Volkswagen Group Chief Executive Officer Herbert Diess will face the moment of truth on Tuesday, the automaker’s executive committee having to decide whether to approve a contract extension or send the 62-year-old CEO packing.
Diess has had a rough go of it during the past six months, forced to give up his second role as head of the flagship VW brand. He has been locking horns with factions of top management who Diess last week openly accused of blocking efforts to overhaul the company. And he is now appealing to the two families that have an outsized say in what happens at Volkswagen.

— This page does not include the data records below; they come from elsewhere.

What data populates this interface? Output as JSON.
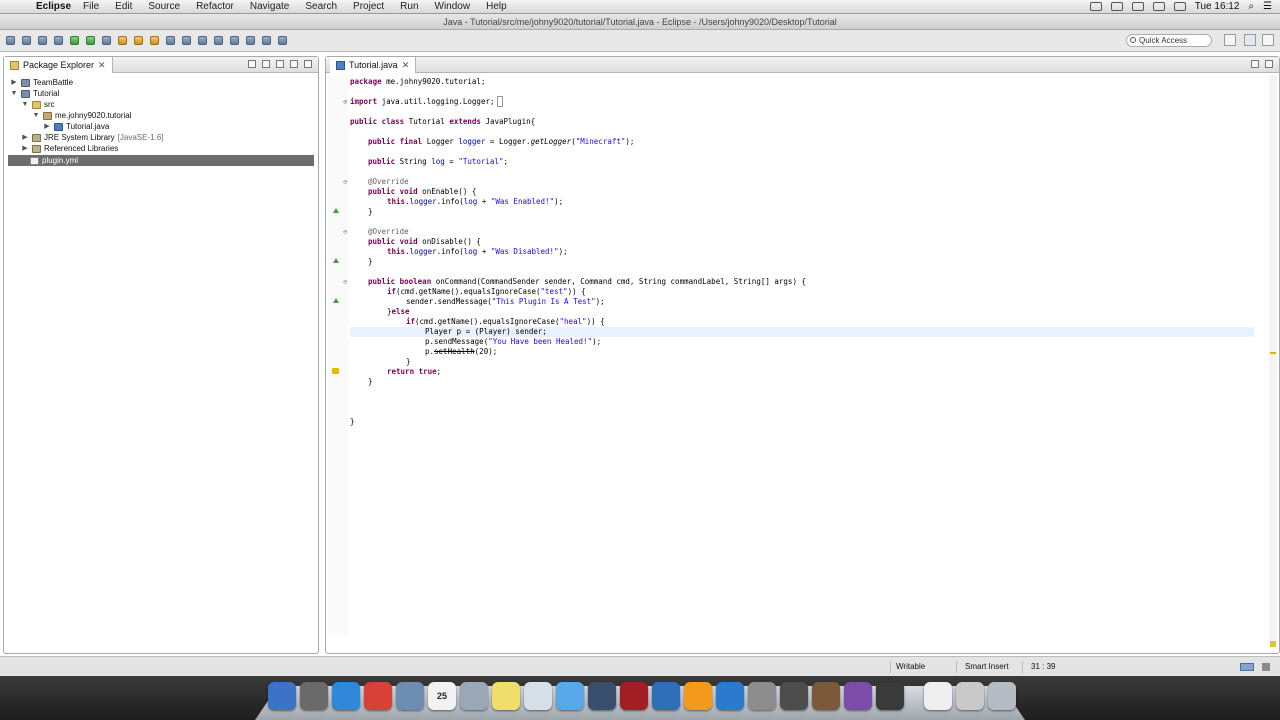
{
  "menubar": {
    "app": "Eclipse",
    "items": [
      "File",
      "Edit",
      "Source",
      "Refactor",
      "Navigate",
      "Search",
      "Project",
      "Run",
      "Window",
      "Help"
    ],
    "clock": "Tue 16:12"
  },
  "window": {
    "title": "Java - Tutorial/src/me/johny9020/tutorial/Tutorial.java - Eclipse - /Users/johny9020/Desktop/Tutorial"
  },
  "toolbar": {
    "quick_access_placeholder": "Quick Access"
  },
  "package_explorer": {
    "tab_label": "Package Explorer",
    "tree": [
      {
        "label": "TeamBattle",
        "icon": "project-icon"
      },
      {
        "label": "Tutorial",
        "icon": "project-icon"
      },
      {
        "label": "src",
        "icon": "source-folder-icon"
      },
      {
        "label": "me.johny9020.tutorial",
        "icon": "package-icon"
      },
      {
        "label": "Tutorial.java",
        "icon": "java-file-icon"
      },
      {
        "label": "JRE System Library",
        "suffix": "[JavaSE-1.6]",
        "icon": "library-icon"
      },
      {
        "label": "Referenced Libraries",
        "icon": "library-icon"
      },
      {
        "label": "plugin.yml",
        "icon": "yml-file-icon"
      }
    ]
  },
  "editor": {
    "tab_label": "Tutorial.java",
    "lines": {
      "l1": {
        "kw": "package",
        "rest": " me.johny9020.tutorial;"
      },
      "l2": {
        "kw": "import",
        "rest": " java.util.logging.Logger;"
      },
      "l3": {
        "kw1": "public",
        "sp1": " ",
        "kw2": "class",
        "mid": " Tutorial ",
        "kw3": "extends",
        "rest": " JavaPlugin{"
      },
      "l4": {
        "kw1": "public",
        "sp1": " ",
        "kw2": "final",
        "mid": " Logger ",
        "fld": "logger",
        "eq": " = Logger.",
        "meth": "getLogger",
        "op": "(",
        "str": "\"Minecraft\"",
        "end": ");"
      },
      "l5": {
        "kw": "public",
        "mid": " String ",
        "fld": "log",
        "eq": " = ",
        "str": "\"Tutorial\"",
        "end": ";"
      },
      "l6": {
        "ann": "@Override"
      },
      "l7": {
        "kw1": "public",
        "sp1": " ",
        "kw2": "void",
        "rest": " onEnable() {"
      },
      "l8": {
        "kw": "this",
        "dot": ".",
        "fld": "logger",
        "m1": ".info(",
        "fld2": "log",
        "plus": " + ",
        "str": "\"Was Enabled!\"",
        "end": ");"
      },
      "l9": {
        "text": "}"
      },
      "l10": {
        "ann": "@Override"
      },
      "l11": {
        "kw1": "public",
        "sp1": " ",
        "kw2": "void",
        "rest": " onDisable() {"
      },
      "l12": {
        "kw": "this",
        "dot": ".",
        "fld": "logger",
        "m1": ".info(",
        "fld2": "log",
        "plus": " + ",
        "str": "\"Was Disabled!\"",
        "end": ");"
      },
      "l13": {
        "text": "}"
      },
      "l14": {
        "kw1": "public",
        "sp1": " ",
        "kw2": "boolean",
        "rest": " onCommand(CommandSender sender, Command cmd, String commandLabel, String[] args) {"
      },
      "l15": {
        "kw": "if",
        "rest": "(cmd.getName().equalsIgnoreCase(",
        "str": "\"test\"",
        "end": ")) {"
      },
      "l16": {
        "rest": "sender.sendMessage(",
        "str": "\"This Plugin Is A Test\"",
        "end": ");"
      },
      "l17": {
        "pre": "}",
        "kw": "else"
      },
      "l18": {
        "kw": "if",
        "rest": "(cmd.getName().equalsIgnoreCase(",
        "str": "\"heal\"",
        "end": ")) {"
      },
      "l19": {
        "text": "Player p = (Player) sender;"
      },
      "l20": {
        "rest": "p.sendMessage(",
        "str": "\"You Have been Healed!\"",
        "end": ");"
      },
      "l21": {
        "pre": "p.",
        "strike": "setHealth",
        "end": "(20);"
      },
      "l22": {
        "text": "}"
      },
      "l23": {
        "kw": "return",
        "sp": " ",
        "kw2": "true",
        "end": ";"
      },
      "l24": {
        "text": "}"
      },
      "l25": {
        "text": "}"
      }
    }
  },
  "statusbar": {
    "writable": "Writable",
    "insert_mode": "Smart Insert",
    "position": "31 : 39"
  },
  "dock": {
    "calendar_day": "25"
  }
}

“By appealing to the Piech and Porsche family shareholders, it seems he is bringing matters to a head in a ‘back me or sack me’ moment,” Timm Schulze-Melander, an industry specialist at Redburn, told the Bloomberg news service Monday.
A long-time BMW executive, Diess joined Volkswagen in December 2014 and became head of the VW brand the following October. In 2018, he took on a dual role as CEO of the umbrella Volkswagen Group, which is comprised of more than a dozen different car, truck and motorcycle brands.
His tenure has been a rocky one, overlapping the diesel emissions scandal that has so far cost the company more than $30 billion in fines, penalties, repairs and buybacks.
Then, last June, Diess got caught up in corporate infighting between management and the VW brand’s powerful labor union about his push to cut costs in order to fund electric and autonomous vehicle development.
Diess was pressed to relinquish his title as VW brand CEO, turning the reins over to Chief Operating Officer Ralf Brandstaetter. But it was less of a defeat than it might first have seemed, Diess remaining the Group’s head of passenger car operations. And that has allowed him to move forward with his embrace of electrification.
The automaker recently launched sales of its first long-range battery-electric vehicle, the ID.3, while unveiling the bigger ID.4 SUV that will be its first long-range BEV targeting the key North American market. Sales of that model have been pushed back, however, and won’t begin until early 2021.
If anything, Diess has doubled down on his demand for cost-cutting and other reforms at the world’s largest
automaker, installing key allies as chief financial officer and chief procurement officer on the Group’s management board. But he continues to face strong headwinds.
In a highly unusual move, Diess went public with his frustrations last week in a column he wrote for the German daily, Handelsblatt. When he joined the company nearly six years ago, Diess said he had “firmly resolved to change the VW system (by) breaking up old, encrusted structures and making the company more agile and modern.”
“I succeeded in doing this in many places,” he added, “but not in some, especially not yet at our corporate headquarters in Wolfsburg.”
To press his point, Diess demanded that his contract – which currently runs through to 2023 – be extended, a clear sign that he has the support of the Volkswagen executive committee.
“The options will be put on the table,” one source told the Reuters news service.
It is not yet clear whether Diess can count on the support of the Piech and Porsche families. They trace their roots back to automotive pioneer Ferdinand Piech, who founded both Volkswagen and Porsche.
Should management back Diess he is expected to redouble efforts to streamline the company, even closing plants in Germany, a move strongly resisted by the automaker’s powerful labor union which holds nine of the 20 seats on VW’s supervisory committee – the equivalent of an American board of directors.
Whatever happens on Tuesday, few expect to see any major changes to Diess’s pet project. The VW Group has laid out plans to launch 50 all-electric models by 2025, and more will follow. Earlier this month, the high-line Bentley brand announced it will go entirely electric by 2026, and other VW brands may soon follow.